Weak public support could make it more difficult for the EPA to push through top Obama administration priorities, like cutting carbon emissions from power plants, which it plans to do with two final regulations next year.

In addition to public sentiment, the EPA will have to battle a GOP-controlled Congress, which has pledged to fight many of the agency’s rules.

Forty percent of voters viewed the EPA unfavorably in the survey published late Tuesday, the same share as the June poll, Rasmussen said.
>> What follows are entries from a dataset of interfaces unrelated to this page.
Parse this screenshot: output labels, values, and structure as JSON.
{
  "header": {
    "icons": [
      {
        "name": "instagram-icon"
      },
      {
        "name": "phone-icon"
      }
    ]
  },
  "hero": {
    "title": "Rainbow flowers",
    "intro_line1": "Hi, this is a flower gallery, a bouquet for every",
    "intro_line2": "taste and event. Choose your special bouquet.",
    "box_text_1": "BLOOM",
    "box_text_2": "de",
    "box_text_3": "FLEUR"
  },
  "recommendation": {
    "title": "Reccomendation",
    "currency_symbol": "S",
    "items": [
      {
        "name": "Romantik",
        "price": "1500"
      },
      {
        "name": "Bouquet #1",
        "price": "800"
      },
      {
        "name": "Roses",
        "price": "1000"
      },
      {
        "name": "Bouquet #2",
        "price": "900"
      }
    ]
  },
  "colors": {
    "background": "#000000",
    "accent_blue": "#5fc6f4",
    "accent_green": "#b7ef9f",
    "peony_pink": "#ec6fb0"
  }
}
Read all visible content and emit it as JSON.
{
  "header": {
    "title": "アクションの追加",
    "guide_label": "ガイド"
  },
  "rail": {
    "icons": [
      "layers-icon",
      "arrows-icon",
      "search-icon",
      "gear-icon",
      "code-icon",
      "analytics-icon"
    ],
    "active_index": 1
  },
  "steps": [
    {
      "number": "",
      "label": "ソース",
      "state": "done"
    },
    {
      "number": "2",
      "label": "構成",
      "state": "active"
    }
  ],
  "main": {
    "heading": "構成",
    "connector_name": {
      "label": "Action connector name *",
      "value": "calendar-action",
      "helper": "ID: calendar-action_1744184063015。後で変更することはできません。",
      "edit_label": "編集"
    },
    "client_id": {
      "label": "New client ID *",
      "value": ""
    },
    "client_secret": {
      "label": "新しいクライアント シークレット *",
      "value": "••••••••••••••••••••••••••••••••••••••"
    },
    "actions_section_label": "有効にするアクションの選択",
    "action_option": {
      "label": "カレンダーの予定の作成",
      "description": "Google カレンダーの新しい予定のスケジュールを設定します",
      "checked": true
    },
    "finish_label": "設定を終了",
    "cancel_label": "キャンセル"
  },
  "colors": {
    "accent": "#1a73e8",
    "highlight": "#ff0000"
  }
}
Twenty-eight percent were undecided.

EPA spokeswoman Liz Purchia said the agency has strong support for its initiatives.

“A healthy environment for our children should not be a partisan issue,” she said. “Across the country, citizens want EPA to fulfill its mission, established by Congress, to safeguard clean air and clean water, which are essential building blocks for a strong economy.”

Purchia added that she is confident that the EPA can accomplish its goals.

“EPA will continue to carry out President Obama’s directive to take real action on climate change, the most complex energy and environmental challenge we’ve ever faced, by reducing carbon pollution,” she said.